Over the last ten years many new public buildings have been built, but this process has not always been so well connected up to urban and infrastructural change. Many of them sit like objects in a vacuum, or are not used as intended, or were merely investment opportunities created quickly for short-term political or commercial gain. I must admit that many times I was fooled by the outer shell, and the finished buildings, whilst beautifully designed, did not sit comfortably on their sites once built, or just did not function properly. But there are also contrary examples … take the Warsaw University Library - for a long time I was skeptical about this building, but today you can see how brilliant this project is, and how it completely changed the face of the area.
Are there any projects or buildings which you are particularly fond of or which you think are particularly successful? Are there any that you have not yet photographed but really want to?
There have been several great buildings in recent years. One of my favourites is the headquarters and workshop of the advertising agency Yeti, which is near Krakow and designed by Jack Krych. The project has gone almost unnoticed here in Poland. I'm also a huge fan of the work of eM4 studio, who helped revitalise many of the public spaces in the old part of the city of Gorlice in southern Poland.
You have produced a very interesting series of photographs entitled "Zachłonność" – which I understand means “Greed” – and which were included in the intriguingly-named Warsaw Under Construction: Occupation Architect exhibition at the Museum of Modern Art there. Could you talk a little about what those photographs deal with?
“Zachłonność” is a new word that combines the terms Zachłanność (greed) and Chłonność (absorbency). Architects here use this term “absorbency” to describe the square metreage of useable space of a building which can be fitted onto a particular site.
Today, the ability to condense more metres of useable space onto a site has become an important criterion in the selection of a particular project team by developers and private or even public investors. Absorbency can therefore be seen as the number of metres “added in” in relation to the number of metres “taken out”. For an investor who prefers to work in units of currency, it is the ratio of the amount of money invested versus the amount of money earned.
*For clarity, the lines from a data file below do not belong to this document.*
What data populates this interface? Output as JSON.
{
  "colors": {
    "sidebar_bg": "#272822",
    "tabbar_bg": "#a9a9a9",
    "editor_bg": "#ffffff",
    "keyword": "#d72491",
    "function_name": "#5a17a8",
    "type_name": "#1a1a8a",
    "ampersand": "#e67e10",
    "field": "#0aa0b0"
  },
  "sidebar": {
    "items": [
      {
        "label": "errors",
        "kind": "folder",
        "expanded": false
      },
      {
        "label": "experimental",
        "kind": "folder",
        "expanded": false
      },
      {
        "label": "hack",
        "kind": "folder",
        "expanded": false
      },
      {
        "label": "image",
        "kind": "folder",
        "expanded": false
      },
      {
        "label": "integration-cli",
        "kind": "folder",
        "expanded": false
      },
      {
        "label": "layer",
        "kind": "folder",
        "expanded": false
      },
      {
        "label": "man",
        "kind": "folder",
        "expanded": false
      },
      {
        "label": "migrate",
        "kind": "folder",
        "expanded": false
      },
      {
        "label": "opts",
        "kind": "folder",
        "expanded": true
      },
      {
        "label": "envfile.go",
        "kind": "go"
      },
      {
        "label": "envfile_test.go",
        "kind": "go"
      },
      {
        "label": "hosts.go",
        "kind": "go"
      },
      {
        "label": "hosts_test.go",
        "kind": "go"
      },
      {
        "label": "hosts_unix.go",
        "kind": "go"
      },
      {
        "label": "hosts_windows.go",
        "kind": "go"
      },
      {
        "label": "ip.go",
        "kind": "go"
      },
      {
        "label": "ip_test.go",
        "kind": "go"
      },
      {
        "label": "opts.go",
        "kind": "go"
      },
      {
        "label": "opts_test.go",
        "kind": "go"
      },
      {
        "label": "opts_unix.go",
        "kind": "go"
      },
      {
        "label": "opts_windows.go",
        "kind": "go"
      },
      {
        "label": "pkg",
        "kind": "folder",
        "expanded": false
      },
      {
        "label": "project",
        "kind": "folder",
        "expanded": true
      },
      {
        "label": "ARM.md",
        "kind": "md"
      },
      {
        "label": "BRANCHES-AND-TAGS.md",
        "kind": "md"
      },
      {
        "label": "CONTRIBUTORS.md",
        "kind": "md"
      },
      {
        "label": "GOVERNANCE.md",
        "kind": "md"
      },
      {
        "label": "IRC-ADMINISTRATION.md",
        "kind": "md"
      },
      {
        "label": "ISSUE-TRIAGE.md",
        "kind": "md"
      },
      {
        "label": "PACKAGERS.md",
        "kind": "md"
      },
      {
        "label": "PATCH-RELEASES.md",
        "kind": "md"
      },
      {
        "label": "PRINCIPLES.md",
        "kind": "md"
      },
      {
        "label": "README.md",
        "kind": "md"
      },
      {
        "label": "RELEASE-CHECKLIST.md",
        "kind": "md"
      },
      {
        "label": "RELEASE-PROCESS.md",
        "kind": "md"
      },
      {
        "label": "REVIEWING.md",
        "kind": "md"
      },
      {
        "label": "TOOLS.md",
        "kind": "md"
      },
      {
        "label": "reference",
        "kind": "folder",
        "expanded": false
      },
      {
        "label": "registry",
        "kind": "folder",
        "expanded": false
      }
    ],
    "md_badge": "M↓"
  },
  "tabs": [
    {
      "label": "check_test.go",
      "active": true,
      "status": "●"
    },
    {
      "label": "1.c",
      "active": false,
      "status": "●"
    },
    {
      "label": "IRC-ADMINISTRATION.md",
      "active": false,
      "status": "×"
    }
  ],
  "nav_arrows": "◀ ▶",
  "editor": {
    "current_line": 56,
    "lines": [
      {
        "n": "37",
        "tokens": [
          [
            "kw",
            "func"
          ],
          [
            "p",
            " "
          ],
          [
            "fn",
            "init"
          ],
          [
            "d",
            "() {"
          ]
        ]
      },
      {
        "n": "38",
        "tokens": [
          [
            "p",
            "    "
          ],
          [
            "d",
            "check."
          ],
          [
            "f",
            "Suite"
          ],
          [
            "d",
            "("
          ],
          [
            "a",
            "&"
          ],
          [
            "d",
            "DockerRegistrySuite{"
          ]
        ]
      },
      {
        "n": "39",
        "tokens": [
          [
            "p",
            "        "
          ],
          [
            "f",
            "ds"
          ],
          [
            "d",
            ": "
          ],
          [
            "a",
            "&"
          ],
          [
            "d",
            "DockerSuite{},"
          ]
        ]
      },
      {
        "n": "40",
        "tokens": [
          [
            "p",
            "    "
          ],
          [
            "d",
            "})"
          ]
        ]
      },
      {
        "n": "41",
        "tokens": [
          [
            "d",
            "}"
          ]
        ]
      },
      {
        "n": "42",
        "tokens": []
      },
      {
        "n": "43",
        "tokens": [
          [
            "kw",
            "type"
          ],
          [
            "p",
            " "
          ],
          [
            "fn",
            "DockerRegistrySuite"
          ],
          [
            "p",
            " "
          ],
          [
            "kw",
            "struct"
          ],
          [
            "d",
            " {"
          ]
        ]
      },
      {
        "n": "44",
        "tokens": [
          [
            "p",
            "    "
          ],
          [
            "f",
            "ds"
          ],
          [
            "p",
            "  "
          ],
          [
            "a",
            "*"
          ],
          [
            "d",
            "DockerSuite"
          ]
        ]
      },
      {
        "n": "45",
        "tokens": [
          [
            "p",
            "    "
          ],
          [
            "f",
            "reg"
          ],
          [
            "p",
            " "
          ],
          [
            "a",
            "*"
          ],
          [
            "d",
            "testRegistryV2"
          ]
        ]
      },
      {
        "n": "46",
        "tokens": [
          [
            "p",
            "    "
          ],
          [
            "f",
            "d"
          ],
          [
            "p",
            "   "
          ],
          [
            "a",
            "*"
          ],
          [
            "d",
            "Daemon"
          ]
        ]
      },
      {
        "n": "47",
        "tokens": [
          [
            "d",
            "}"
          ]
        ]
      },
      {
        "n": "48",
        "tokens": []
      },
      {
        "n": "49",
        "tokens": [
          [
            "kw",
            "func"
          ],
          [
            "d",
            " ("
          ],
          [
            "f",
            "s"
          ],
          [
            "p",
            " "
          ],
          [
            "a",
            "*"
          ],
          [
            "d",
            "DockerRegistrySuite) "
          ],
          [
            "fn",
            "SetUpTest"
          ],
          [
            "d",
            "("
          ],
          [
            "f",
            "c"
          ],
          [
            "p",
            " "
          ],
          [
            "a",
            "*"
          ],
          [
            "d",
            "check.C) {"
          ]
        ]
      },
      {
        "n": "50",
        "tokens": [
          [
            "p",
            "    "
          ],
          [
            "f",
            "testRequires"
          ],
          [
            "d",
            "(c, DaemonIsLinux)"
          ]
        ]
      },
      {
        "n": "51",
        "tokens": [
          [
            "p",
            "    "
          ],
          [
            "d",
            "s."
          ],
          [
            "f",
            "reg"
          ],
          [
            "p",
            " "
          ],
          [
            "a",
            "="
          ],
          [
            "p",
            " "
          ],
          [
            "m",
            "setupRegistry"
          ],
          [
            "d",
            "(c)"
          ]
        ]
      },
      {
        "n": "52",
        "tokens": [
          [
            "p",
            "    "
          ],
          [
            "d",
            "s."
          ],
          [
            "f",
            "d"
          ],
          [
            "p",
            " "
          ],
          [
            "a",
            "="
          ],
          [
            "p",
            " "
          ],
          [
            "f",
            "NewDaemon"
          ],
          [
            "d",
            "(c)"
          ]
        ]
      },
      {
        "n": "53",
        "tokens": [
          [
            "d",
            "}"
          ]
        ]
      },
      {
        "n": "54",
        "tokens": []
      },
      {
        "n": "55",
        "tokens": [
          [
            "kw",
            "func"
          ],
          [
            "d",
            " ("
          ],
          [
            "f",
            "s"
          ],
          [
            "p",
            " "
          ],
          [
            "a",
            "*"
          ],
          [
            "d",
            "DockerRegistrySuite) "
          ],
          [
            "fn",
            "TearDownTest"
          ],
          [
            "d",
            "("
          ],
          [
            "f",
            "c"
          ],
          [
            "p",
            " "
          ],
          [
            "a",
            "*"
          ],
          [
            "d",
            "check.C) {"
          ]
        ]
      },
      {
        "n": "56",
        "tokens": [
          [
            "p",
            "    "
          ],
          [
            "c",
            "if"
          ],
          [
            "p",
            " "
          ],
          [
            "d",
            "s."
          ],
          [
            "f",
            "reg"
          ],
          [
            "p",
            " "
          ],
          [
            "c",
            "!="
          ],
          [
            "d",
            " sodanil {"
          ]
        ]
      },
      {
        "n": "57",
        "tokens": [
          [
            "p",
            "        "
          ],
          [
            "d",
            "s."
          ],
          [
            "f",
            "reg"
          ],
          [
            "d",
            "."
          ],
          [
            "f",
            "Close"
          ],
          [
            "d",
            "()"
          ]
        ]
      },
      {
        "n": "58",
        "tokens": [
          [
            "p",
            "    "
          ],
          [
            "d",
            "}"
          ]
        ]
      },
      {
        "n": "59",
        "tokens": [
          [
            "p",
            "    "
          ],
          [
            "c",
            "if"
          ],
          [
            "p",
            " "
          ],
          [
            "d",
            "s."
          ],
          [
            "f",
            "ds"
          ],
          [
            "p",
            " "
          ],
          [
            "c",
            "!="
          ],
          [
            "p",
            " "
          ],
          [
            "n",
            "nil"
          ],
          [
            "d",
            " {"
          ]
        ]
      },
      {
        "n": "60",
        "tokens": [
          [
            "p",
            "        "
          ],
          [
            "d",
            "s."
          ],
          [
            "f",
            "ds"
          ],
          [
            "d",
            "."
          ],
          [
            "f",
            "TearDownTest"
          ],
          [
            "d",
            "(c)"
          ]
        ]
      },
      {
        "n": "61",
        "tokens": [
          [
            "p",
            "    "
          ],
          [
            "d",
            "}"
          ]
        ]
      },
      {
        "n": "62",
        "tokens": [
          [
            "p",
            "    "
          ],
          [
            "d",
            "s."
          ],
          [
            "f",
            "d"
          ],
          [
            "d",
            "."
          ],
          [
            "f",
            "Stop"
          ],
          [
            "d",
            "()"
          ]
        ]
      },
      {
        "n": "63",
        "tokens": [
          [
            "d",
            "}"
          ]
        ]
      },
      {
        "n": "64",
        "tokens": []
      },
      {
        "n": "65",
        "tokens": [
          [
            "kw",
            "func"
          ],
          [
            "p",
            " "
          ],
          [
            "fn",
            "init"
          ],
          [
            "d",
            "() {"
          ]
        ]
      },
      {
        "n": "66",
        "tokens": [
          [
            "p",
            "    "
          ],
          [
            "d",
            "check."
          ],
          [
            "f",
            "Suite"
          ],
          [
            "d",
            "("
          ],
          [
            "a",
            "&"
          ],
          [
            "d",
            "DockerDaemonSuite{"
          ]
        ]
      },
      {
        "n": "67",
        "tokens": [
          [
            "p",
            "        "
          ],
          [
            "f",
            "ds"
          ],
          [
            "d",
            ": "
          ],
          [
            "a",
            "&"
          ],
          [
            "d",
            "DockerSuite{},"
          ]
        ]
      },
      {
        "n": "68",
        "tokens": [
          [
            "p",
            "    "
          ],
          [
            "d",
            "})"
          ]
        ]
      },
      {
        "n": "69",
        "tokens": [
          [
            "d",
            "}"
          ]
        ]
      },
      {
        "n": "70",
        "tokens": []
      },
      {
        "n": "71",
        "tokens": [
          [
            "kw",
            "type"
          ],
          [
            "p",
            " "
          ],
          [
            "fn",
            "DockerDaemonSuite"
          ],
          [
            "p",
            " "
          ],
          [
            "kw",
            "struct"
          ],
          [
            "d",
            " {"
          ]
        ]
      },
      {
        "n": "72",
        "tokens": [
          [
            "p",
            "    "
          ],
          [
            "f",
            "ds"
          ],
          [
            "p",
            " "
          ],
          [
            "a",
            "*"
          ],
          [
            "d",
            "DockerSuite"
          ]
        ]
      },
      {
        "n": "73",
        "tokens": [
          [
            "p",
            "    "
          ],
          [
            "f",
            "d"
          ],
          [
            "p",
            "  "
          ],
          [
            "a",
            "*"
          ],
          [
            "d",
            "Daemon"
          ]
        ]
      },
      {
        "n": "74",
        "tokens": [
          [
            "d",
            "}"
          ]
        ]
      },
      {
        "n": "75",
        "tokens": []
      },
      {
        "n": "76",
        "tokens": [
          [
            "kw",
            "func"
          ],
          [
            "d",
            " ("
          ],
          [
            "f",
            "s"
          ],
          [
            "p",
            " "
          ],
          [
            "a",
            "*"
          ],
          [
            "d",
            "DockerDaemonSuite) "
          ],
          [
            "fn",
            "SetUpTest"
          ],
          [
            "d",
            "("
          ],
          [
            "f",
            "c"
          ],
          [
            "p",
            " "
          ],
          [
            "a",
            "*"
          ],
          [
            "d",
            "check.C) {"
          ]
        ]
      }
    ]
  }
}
This project is still in progress.
In 2012 you photographed the 1970s apartment blocks in Grunwaldzki Square in Wrocław, designed by Jadwiga Grabowska-Hawrylak, for an exhibition looking at how her buildings might look after some (careful) renovation work. Would you like to see a little less new building and a little more renovation happening in Polish cities?
Coming from Warsaw, I find it very difficult to accept you can just demolish a building purely because it has been deemed uneconomic or lost its original function. And I would prefer it if the people who make decisions like this are in any case the public planners and users, rather than developers. I think it's worth putting the effort into restoration and revitalisation, because a major advantage of these existing buildings is that we know them, despite their flaws.
What are you working on at present – can you tell us about any future projects?
As mentioned the “Zachłonność” project with The Museum of Modern Art in Warsaw is ongoing. At the same time I’m working with architect colleagues to try and create something like an anthology of Polish architecture of the nineties, with all the baggage of political transformation, outdated postmodernism and the cult of money that comes with that period. Also, for the past few months I’ve been working on a systematic documentation of the construction of the “New Theatre” International Cultural Centre, currently on site in Warsaw. It's an interesting project as I’m working to the rhythm of the construction, seeing and documenting the changing space from day to day, from specific details to the overall site.
– Interview by Fiona Shipwright
– Jakub Certowicz is an architectural photographer based in Warsaw.